= About this exercise =
Going line by line through the records below, count those with the word "Texture" and give only the count.

= Records for the task =
──────
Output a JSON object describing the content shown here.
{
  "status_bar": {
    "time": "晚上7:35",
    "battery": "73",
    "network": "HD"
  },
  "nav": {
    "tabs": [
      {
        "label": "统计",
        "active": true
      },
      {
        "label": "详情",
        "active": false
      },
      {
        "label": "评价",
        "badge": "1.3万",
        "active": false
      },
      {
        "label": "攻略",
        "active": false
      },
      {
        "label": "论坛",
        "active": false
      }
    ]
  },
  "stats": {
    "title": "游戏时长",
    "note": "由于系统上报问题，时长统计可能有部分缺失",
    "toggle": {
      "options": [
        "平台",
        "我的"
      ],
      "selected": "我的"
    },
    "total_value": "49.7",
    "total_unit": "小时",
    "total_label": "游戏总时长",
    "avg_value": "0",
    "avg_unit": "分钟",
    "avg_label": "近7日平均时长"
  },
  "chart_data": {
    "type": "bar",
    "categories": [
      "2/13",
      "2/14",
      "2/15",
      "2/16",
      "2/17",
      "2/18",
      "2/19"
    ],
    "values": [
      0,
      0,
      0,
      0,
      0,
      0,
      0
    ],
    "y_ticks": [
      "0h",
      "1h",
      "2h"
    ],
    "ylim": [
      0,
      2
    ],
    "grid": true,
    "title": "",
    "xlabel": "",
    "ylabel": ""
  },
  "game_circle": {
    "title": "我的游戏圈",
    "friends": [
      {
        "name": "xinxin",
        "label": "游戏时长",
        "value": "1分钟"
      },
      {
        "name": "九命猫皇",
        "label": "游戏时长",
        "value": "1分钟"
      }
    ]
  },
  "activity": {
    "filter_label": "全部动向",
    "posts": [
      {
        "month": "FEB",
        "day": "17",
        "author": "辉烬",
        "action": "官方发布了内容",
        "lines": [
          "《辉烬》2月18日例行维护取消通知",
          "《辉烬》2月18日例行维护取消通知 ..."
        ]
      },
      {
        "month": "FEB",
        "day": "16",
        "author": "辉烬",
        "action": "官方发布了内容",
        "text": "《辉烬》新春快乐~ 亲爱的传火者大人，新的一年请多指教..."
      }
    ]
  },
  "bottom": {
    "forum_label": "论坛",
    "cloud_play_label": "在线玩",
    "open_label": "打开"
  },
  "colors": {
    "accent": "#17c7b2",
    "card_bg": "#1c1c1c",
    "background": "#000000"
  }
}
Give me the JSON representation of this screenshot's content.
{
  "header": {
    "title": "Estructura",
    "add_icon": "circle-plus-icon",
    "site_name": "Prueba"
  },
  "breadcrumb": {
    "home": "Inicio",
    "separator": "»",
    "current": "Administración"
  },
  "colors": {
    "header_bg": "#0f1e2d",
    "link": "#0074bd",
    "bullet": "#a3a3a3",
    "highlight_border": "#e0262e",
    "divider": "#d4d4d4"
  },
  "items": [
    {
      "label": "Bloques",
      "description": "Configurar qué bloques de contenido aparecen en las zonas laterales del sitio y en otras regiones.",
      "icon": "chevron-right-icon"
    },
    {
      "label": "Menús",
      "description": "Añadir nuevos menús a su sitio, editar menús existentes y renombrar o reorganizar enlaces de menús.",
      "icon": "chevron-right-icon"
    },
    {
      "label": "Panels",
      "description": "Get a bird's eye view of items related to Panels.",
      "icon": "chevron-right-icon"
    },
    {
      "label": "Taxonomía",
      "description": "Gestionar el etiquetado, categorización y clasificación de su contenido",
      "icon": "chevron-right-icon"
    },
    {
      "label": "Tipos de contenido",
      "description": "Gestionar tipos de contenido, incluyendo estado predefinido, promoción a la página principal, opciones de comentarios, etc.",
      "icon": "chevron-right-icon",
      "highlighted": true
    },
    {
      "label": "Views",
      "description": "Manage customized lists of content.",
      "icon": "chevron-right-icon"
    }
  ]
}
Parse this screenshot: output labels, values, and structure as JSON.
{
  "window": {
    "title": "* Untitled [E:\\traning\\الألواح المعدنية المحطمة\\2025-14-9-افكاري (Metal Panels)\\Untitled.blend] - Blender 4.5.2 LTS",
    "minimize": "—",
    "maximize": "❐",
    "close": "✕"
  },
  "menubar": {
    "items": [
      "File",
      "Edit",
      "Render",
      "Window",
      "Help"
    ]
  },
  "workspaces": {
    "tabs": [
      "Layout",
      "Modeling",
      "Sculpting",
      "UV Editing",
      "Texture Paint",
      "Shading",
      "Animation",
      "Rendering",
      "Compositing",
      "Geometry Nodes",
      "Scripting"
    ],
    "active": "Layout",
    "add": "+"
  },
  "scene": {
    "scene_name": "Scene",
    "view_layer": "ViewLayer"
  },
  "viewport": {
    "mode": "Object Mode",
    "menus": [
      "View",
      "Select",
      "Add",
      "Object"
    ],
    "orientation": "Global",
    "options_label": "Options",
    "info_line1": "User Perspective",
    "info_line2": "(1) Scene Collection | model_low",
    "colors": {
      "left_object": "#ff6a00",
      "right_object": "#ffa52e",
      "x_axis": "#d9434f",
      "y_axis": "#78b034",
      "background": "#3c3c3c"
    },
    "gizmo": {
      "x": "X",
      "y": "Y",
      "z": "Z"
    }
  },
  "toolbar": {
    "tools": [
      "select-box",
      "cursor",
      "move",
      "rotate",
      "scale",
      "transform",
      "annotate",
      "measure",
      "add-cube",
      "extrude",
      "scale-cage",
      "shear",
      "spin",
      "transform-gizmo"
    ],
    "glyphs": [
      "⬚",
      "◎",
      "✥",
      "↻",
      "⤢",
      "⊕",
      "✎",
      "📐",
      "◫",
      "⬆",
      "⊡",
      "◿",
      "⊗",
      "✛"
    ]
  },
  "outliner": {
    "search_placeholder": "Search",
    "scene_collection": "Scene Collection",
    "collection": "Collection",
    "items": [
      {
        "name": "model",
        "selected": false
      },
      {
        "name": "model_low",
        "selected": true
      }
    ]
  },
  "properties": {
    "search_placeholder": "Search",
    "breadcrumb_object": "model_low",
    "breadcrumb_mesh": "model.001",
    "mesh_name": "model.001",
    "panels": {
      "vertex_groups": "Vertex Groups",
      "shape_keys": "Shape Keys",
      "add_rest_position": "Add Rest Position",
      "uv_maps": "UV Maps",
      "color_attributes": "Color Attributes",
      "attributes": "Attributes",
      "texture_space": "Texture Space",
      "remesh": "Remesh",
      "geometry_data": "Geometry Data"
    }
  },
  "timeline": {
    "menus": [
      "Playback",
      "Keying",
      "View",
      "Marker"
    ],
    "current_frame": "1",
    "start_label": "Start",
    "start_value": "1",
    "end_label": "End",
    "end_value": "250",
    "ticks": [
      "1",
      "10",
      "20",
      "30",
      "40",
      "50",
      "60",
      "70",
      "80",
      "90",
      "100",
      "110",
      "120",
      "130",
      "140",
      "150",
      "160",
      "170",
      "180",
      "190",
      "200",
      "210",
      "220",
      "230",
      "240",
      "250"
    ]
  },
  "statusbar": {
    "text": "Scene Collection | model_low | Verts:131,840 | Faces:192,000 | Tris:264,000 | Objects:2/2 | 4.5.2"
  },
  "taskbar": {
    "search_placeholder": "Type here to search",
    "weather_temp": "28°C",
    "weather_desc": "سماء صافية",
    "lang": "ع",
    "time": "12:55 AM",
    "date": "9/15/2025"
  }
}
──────
= Task response =
2